Task: Filter the entries beneath this task, copying only the lines that hold the word "title".

Working data:
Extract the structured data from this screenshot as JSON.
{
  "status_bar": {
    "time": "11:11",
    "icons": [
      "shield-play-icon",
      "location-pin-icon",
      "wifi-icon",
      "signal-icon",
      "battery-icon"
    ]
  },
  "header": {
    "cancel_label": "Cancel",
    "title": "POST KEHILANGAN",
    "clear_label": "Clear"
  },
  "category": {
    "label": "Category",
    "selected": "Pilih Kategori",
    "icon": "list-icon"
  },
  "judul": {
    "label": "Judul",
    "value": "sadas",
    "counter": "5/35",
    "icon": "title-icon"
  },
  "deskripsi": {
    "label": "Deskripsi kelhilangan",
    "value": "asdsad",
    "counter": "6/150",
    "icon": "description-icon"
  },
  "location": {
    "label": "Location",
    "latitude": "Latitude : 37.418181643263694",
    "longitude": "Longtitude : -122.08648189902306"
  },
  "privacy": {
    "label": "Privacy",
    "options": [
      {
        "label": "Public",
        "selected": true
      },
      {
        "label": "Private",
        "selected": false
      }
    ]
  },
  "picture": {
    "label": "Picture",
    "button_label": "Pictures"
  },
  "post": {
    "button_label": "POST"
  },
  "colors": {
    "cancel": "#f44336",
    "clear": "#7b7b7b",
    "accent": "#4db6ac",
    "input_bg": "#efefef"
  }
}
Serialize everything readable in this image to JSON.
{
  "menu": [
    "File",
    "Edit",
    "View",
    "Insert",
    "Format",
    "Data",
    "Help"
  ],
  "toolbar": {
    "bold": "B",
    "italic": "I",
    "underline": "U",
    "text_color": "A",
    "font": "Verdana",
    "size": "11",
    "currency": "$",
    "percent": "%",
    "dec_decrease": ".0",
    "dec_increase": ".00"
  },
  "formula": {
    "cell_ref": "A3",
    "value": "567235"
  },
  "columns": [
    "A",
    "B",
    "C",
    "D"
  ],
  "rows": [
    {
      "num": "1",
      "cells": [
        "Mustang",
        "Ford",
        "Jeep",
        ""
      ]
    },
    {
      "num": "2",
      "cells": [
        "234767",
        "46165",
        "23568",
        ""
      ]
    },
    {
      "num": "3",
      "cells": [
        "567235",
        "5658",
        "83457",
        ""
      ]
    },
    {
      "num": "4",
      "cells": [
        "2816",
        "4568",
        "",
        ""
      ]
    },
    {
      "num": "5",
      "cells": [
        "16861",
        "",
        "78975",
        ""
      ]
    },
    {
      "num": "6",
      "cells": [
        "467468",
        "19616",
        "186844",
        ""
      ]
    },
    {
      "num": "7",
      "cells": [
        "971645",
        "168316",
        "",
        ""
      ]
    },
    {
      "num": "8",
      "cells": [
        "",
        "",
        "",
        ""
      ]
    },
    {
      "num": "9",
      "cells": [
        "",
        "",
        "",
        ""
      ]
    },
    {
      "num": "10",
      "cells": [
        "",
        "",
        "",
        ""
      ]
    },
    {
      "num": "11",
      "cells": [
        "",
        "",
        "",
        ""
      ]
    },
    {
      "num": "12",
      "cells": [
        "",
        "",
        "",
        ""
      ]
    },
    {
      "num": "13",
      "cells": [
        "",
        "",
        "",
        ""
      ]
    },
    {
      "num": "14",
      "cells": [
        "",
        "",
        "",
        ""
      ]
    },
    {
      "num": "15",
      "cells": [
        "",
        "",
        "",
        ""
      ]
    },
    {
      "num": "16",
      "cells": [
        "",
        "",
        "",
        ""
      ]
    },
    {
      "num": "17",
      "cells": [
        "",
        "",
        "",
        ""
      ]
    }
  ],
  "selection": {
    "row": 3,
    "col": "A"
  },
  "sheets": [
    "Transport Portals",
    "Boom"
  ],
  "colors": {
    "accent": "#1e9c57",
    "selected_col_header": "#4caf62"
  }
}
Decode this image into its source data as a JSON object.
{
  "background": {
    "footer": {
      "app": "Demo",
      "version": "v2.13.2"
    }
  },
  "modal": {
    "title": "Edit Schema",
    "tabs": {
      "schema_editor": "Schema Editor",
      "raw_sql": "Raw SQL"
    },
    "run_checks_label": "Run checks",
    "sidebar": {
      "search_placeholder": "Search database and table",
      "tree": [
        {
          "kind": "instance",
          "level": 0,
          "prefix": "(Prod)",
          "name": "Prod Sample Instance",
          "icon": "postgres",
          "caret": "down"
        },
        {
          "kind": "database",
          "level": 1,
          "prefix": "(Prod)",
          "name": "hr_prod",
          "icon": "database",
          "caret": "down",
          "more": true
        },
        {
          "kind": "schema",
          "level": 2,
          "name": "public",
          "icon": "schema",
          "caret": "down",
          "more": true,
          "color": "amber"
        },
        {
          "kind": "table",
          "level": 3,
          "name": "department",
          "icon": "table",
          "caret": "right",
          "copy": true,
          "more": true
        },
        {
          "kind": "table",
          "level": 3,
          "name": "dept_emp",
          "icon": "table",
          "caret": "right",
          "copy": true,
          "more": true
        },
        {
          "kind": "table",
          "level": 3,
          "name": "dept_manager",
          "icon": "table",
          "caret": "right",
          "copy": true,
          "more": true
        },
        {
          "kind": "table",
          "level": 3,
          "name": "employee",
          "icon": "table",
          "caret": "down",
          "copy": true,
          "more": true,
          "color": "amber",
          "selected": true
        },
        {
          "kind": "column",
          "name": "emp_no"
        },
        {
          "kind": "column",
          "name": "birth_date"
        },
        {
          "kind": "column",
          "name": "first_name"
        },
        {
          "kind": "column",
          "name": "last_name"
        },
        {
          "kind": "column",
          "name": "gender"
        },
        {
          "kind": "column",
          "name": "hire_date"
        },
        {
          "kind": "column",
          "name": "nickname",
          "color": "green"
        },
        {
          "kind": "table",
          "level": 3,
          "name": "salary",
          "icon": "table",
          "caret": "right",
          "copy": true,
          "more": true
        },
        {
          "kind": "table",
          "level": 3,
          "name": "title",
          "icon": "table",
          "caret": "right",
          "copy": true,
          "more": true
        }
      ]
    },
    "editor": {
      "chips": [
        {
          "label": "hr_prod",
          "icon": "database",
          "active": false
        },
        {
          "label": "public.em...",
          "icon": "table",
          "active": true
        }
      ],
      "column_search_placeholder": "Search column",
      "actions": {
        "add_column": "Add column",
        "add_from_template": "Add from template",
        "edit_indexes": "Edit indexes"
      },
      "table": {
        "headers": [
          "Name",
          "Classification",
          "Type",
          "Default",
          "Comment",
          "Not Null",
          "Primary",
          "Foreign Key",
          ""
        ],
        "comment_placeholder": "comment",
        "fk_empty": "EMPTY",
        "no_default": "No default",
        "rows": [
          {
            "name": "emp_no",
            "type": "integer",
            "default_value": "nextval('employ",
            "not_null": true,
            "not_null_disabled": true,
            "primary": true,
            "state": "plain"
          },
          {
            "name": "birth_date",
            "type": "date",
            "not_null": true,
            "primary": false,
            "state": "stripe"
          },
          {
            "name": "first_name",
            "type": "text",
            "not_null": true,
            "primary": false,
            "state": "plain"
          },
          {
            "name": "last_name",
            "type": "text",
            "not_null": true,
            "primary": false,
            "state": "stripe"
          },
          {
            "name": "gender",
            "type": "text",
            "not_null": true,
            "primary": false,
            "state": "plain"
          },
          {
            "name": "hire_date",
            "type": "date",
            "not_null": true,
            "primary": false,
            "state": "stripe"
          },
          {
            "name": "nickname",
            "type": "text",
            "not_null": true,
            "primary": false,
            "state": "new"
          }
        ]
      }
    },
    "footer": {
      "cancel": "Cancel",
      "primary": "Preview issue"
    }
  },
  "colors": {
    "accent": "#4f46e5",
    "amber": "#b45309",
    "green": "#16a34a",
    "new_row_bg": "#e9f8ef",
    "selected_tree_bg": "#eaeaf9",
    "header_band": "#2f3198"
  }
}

Answer box:
    "title": "POST KEHILANGAN",
    "icon": "title-icon"
    "title": "Edit Schema",
          "name": "title",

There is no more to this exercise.